Records excerpted from a collection:
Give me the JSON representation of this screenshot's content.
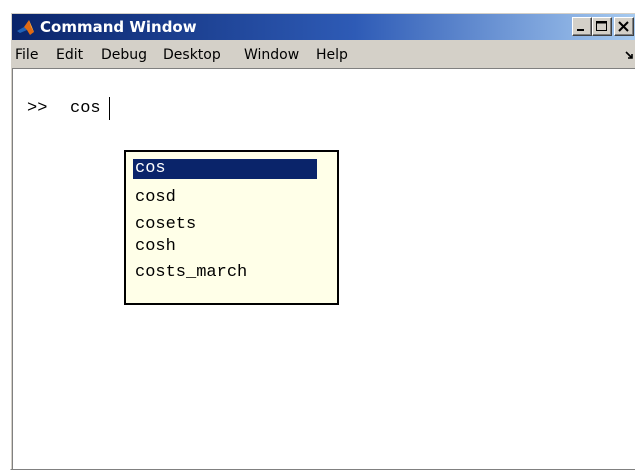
{
  "window": {
    "title": "Command Window",
    "controls": [
      "minimize-icon",
      "maximize-icon",
      "close-icon"
    ],
    "colors": {
      "titlebar_start": "#0a246a",
      "titlebar_end": "#a6caf0",
      "face": "#d4d0c8"
    }
  },
  "menu": {
    "items": [
      "File",
      "Edit",
      "Debug",
      "Desktop",
      "Window",
      "Help"
    ],
    "overflow_icon": "menu-overflow-arrow-icon"
  },
  "console": {
    "prompt": ">>",
    "input": "cos"
  },
  "completion": {
    "options": [
      "cos",
      "cosd",
      "cosets",
      "cosh",
      "costs_march"
    ],
    "selected": "cos",
    "colors": {
      "background": "#ffffe8",
      "selection": "#0a246a"
    }
  }
}
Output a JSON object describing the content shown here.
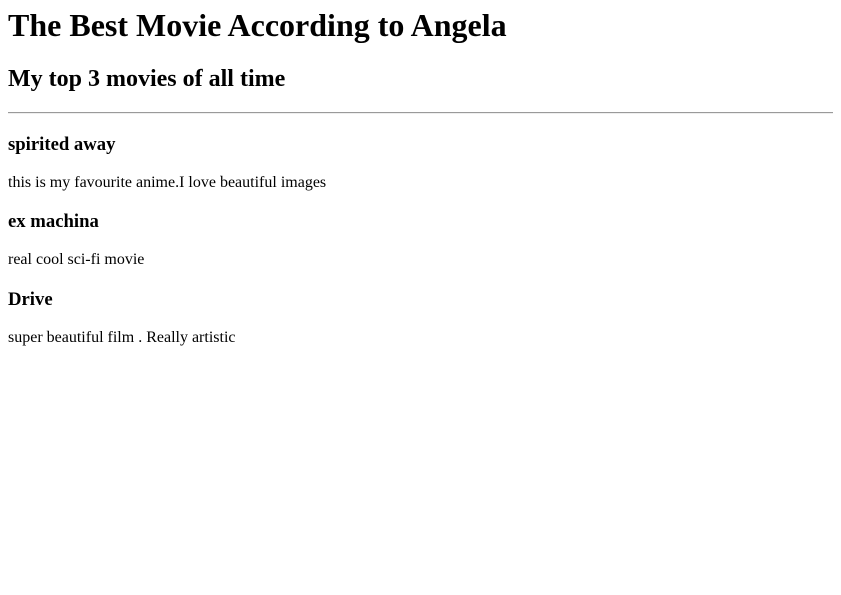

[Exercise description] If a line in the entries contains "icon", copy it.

[Written solution]
      "minimize-icon",
      "maximize-icon",
      "close-icon"
    "overflow_icon": "menu-overflow-arrow-icon"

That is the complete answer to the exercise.